On ICANN's so-called "Reveal Day" in 2012, the organization revealed the list of 2,000 gTLDs that had been applied for; among the overlaps were The Guardian newspaper and Guardian Life Insurance for .guardian, and 11 for .inc and .home. Amazon applied for a whopping 76, and Google for 102 through its alias, Charleston Road Registry Inc. It's an ambitious list: the former, for example, is applying for broader domain names like .smile and .news in addition to more fitting domains like .kindle and .fire.
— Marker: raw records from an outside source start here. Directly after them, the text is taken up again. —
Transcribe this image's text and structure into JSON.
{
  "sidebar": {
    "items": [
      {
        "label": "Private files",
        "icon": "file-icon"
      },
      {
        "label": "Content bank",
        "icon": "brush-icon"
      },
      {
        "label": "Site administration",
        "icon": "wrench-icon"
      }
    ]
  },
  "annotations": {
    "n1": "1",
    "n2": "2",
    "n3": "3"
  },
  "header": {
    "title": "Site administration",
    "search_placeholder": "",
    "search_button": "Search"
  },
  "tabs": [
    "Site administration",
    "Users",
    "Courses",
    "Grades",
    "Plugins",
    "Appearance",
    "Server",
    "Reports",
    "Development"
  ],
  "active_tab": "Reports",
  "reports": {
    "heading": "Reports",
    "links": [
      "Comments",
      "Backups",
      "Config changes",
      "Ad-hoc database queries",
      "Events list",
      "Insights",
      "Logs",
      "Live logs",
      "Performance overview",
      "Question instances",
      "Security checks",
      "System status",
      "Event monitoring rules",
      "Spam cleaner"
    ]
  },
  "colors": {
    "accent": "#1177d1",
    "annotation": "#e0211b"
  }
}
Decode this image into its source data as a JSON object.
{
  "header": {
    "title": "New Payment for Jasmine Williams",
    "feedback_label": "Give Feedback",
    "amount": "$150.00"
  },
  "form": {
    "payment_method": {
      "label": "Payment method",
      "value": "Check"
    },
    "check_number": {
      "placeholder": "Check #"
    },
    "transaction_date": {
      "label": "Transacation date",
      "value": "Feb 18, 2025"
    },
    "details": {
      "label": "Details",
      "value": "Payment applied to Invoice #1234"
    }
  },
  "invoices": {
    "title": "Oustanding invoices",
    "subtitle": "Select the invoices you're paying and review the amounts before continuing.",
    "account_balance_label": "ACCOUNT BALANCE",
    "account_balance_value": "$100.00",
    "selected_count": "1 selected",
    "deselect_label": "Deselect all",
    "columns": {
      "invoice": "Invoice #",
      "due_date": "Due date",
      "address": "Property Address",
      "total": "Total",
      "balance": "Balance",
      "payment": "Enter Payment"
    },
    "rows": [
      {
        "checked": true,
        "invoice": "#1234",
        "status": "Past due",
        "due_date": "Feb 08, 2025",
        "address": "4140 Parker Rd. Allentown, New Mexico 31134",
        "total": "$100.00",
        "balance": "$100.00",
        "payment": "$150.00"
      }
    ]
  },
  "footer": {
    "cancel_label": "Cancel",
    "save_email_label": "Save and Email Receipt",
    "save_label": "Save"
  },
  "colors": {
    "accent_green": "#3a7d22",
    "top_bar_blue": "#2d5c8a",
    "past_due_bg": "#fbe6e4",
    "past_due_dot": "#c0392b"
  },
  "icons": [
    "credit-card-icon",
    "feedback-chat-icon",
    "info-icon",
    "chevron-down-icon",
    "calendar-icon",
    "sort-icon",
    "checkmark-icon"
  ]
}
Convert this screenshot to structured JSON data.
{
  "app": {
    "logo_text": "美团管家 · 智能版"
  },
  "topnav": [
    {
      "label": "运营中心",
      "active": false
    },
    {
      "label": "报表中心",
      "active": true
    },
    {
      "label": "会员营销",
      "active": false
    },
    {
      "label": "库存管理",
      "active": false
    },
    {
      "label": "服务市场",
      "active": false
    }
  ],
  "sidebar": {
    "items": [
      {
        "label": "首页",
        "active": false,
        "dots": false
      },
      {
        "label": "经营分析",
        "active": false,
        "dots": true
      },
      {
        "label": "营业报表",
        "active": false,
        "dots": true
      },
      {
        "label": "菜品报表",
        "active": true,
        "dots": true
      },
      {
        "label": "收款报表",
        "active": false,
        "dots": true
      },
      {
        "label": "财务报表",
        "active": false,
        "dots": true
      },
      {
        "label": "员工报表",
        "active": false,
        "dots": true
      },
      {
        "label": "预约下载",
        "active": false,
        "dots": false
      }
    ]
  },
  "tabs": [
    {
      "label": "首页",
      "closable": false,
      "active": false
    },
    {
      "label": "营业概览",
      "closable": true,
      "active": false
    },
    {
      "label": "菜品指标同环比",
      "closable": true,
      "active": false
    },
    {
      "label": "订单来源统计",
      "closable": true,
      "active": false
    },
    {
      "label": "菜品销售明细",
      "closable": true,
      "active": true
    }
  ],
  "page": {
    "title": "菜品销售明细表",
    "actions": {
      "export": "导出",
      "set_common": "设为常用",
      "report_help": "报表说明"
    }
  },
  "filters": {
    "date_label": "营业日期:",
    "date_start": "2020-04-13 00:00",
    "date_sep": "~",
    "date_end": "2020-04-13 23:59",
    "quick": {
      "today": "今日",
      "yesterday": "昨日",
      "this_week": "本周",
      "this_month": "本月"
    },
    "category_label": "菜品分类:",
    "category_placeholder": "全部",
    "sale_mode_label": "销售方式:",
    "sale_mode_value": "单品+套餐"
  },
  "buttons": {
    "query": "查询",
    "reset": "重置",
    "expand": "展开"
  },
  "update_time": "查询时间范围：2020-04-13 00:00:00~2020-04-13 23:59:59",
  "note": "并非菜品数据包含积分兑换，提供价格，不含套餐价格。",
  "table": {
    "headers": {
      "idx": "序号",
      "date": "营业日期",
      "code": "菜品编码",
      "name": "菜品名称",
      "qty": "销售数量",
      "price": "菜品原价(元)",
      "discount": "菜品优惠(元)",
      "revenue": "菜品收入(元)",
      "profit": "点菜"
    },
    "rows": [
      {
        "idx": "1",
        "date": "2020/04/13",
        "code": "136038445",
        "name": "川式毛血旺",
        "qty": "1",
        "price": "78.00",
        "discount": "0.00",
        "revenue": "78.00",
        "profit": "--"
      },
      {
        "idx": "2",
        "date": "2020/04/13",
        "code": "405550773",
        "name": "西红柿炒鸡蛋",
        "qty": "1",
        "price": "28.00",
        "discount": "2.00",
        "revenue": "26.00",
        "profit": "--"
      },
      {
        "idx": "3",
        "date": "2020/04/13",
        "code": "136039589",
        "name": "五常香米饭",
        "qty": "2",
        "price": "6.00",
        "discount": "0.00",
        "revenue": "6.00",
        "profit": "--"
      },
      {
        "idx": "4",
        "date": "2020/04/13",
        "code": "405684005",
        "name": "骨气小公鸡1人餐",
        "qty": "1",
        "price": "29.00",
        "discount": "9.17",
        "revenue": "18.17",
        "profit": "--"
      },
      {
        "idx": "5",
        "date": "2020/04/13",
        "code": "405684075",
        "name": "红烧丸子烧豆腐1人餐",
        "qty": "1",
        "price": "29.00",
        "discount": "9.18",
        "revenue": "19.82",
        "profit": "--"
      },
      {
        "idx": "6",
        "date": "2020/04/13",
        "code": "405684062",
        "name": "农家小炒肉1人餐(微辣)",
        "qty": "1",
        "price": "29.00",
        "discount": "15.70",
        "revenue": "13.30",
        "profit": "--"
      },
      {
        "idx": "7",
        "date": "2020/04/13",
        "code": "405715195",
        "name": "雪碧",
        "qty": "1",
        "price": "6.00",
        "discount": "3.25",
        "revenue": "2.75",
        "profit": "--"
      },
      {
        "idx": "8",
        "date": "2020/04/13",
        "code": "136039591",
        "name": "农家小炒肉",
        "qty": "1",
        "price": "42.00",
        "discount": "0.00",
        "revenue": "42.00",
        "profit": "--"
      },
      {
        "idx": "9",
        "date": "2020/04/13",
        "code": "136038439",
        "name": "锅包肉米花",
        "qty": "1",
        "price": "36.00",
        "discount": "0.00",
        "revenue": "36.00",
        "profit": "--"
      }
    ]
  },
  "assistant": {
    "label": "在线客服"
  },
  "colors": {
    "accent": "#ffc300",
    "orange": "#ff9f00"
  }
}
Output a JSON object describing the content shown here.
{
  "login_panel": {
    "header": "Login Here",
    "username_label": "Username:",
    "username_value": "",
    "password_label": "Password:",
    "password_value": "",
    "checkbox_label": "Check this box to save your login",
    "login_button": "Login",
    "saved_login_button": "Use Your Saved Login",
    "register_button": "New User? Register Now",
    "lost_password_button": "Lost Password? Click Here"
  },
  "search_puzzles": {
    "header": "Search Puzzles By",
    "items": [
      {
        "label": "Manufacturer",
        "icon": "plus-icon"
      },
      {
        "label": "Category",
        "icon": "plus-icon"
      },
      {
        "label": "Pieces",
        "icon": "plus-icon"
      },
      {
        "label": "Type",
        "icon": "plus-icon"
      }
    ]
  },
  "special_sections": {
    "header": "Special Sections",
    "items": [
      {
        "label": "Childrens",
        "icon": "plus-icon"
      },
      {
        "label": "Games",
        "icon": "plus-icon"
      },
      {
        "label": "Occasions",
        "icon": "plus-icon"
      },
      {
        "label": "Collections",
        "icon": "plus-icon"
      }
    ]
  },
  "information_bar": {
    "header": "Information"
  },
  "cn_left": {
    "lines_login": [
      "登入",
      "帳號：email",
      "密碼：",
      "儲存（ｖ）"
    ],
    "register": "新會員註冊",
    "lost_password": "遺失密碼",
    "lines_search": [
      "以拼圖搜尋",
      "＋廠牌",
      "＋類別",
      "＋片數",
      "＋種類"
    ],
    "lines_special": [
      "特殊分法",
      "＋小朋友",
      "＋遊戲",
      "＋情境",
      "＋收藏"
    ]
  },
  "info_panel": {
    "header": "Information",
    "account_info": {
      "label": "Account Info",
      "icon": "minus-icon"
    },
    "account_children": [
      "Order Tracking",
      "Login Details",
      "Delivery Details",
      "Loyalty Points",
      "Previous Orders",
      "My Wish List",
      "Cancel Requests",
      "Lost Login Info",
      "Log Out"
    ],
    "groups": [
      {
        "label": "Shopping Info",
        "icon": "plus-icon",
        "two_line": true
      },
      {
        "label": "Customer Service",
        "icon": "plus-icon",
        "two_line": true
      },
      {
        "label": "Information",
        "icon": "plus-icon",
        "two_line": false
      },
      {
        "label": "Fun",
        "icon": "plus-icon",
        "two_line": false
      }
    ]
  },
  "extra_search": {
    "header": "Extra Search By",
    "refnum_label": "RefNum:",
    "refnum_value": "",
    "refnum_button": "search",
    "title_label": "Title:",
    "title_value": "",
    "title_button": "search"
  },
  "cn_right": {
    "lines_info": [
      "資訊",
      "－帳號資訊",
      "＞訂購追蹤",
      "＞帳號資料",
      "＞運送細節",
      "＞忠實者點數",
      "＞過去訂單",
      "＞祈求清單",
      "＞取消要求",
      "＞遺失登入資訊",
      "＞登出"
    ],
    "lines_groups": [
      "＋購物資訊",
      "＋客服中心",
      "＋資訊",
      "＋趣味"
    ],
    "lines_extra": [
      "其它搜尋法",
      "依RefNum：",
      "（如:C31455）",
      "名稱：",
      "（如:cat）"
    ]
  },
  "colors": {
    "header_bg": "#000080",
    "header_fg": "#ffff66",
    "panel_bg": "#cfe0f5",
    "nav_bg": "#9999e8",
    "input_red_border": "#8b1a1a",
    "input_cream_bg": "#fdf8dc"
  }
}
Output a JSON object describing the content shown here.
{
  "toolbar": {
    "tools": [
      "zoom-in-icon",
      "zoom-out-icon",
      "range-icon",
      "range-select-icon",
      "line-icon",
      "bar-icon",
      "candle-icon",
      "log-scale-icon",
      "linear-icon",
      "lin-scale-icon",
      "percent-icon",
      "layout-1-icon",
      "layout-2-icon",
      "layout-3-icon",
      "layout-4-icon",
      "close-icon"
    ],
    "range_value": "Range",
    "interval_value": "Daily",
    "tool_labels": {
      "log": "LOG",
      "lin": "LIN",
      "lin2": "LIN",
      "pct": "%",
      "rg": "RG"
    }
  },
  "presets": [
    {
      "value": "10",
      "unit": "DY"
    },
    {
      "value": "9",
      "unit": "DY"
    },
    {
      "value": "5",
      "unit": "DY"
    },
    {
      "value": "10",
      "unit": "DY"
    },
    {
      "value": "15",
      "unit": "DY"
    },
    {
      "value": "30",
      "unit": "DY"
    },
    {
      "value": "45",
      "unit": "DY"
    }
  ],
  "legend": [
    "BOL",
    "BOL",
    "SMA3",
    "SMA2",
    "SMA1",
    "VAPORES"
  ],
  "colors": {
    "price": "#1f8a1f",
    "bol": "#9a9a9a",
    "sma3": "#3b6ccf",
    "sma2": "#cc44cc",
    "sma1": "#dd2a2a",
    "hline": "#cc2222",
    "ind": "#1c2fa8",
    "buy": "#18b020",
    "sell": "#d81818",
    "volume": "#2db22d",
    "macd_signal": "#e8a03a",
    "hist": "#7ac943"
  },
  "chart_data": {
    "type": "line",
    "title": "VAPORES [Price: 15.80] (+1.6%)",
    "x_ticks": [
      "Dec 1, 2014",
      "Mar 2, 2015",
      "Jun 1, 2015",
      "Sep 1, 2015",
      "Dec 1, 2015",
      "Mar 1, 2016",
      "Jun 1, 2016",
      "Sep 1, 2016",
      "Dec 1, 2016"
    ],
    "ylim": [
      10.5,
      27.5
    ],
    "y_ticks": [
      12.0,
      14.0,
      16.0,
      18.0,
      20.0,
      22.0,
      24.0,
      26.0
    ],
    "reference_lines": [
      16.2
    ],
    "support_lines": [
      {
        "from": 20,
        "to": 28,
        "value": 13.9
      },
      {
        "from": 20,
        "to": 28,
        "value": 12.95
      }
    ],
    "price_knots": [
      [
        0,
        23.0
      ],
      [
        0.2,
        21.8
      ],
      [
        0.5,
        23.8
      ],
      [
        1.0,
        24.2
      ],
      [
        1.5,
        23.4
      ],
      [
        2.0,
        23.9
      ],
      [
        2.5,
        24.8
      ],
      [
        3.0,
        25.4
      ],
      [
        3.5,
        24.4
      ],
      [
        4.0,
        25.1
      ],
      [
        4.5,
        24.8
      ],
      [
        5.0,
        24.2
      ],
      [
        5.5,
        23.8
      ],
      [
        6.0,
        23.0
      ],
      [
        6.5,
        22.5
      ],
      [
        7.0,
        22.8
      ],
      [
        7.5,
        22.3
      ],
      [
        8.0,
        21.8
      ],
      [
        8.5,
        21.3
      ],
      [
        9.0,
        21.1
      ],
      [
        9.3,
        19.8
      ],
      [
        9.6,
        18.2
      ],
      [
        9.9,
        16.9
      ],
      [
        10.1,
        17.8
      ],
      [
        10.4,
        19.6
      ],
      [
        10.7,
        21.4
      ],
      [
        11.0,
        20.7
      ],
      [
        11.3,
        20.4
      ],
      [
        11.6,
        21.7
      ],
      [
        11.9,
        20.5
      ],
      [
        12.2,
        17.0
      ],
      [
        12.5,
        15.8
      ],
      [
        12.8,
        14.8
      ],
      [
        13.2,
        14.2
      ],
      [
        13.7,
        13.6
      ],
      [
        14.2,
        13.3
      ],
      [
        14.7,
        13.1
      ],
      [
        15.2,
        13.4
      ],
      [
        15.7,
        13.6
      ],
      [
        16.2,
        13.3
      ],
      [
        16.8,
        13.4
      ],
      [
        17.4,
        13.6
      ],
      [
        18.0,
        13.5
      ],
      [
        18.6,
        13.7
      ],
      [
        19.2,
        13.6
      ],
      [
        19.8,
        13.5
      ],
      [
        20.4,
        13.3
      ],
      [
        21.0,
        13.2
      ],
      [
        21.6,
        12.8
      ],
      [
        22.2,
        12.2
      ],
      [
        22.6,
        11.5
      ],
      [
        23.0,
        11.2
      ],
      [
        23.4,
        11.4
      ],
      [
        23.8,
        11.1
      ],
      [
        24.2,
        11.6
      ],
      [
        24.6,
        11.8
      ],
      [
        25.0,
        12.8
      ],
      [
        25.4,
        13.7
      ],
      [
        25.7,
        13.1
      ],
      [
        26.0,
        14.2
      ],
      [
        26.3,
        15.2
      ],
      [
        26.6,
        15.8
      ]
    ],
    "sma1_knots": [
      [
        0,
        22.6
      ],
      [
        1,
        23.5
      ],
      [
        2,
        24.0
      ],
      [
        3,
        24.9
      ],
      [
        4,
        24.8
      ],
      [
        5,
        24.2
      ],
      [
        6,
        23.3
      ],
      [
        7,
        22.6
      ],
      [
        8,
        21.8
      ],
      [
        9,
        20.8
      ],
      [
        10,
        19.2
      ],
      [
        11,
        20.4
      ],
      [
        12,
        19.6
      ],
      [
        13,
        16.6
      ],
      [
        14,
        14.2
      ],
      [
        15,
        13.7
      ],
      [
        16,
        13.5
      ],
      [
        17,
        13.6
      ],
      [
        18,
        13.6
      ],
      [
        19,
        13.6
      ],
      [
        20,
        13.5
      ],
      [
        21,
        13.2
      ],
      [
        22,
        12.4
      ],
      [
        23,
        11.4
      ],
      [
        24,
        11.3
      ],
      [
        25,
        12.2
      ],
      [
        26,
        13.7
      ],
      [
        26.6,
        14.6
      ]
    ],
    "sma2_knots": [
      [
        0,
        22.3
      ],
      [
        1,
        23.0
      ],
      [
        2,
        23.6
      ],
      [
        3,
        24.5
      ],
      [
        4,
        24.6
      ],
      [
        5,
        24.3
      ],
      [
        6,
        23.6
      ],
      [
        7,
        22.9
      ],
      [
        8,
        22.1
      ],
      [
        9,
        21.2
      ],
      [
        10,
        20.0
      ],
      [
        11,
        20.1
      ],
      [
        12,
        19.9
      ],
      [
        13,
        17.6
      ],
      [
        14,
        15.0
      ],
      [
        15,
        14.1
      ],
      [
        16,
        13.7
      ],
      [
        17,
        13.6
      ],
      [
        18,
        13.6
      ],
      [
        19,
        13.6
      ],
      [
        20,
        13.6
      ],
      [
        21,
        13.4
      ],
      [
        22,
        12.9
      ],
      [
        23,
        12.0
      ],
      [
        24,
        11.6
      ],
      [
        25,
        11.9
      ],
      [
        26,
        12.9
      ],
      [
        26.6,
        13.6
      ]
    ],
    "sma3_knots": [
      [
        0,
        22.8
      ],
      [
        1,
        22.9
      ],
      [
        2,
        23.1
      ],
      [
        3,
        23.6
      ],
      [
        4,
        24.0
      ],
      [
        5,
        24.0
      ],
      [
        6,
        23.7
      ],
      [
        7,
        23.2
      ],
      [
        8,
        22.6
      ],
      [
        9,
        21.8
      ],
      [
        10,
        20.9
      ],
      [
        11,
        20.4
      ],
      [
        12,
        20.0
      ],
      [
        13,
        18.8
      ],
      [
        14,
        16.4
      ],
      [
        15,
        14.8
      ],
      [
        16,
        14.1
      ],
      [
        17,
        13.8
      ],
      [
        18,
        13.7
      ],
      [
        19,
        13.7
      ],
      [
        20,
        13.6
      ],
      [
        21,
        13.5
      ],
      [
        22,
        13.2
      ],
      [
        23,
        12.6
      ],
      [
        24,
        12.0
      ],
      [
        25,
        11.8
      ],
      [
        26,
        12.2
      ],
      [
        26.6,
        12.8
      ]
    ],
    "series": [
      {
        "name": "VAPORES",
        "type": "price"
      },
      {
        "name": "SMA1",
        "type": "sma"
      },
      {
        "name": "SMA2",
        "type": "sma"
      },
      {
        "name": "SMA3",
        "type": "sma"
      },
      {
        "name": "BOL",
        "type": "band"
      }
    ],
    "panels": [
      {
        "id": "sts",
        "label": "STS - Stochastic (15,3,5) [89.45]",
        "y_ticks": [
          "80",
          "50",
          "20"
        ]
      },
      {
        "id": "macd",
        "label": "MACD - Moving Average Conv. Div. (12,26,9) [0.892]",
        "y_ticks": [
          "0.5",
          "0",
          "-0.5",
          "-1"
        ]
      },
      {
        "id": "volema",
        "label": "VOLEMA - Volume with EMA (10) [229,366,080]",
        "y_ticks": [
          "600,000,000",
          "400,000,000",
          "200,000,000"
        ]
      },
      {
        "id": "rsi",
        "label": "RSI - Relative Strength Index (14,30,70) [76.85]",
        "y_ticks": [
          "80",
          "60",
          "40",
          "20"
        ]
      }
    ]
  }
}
And both want .music.
Far Further addressed the corporations' intentions in its own open letter, arguing that they would protect the music industry's interests better than Amazon or Google (especially after YouTube got quite a bit of flack for its controversial contract negotiations with indies). "The .Music LLC/Far Further application defines us as its community, identifying our practices, characteristics and core values, setting us apart from all those that are merely interested in, or differently engaged with music," said the letter, signed by a variety of organizations including ASCAP, the RIAA, and SESAC.
A2IM president Rich Bengloff puts it a little more bluntly, citing Google and Amazon's investor-driven interests as a concern if either one were to acquire .music. "We’re afraid their total goal will be maximizing revenues, so they may not have the safeguards in place to ensure the necessary support for the industry, individual labels, and artists who should have it," he tells Billboard. "We want to make sure only legitimate owners get first shot of these domains."
For example, he continues, a music industry-controlled .music would give Concord Music Group first shot at the domain name Concord.music and its artist, Paul McCartney, first dibs on paulmccartney.music. Bengloff hopes that during the application review process, ICANN selects a music community-supported organization to manage the domain name. As of last year, however, ICANN published "Last Resort" auction rules, essentially a winner-take-all model that gives domains to the highest bidder.
It works like this: Besides .music, the .app, .home, and .inc domains (among others) have seven or more parties, including Amazon and Google, bidding for them. Community-based applications technically have priority over the registries if they make it through the strict criteria of ICANN's Community Priority process. If not, then the domains go to a wider auction in which community-based organizations go up against corporate behemoths. If it comes to that, Bengloff admits, it will be difficult to compete with Google and Amazon.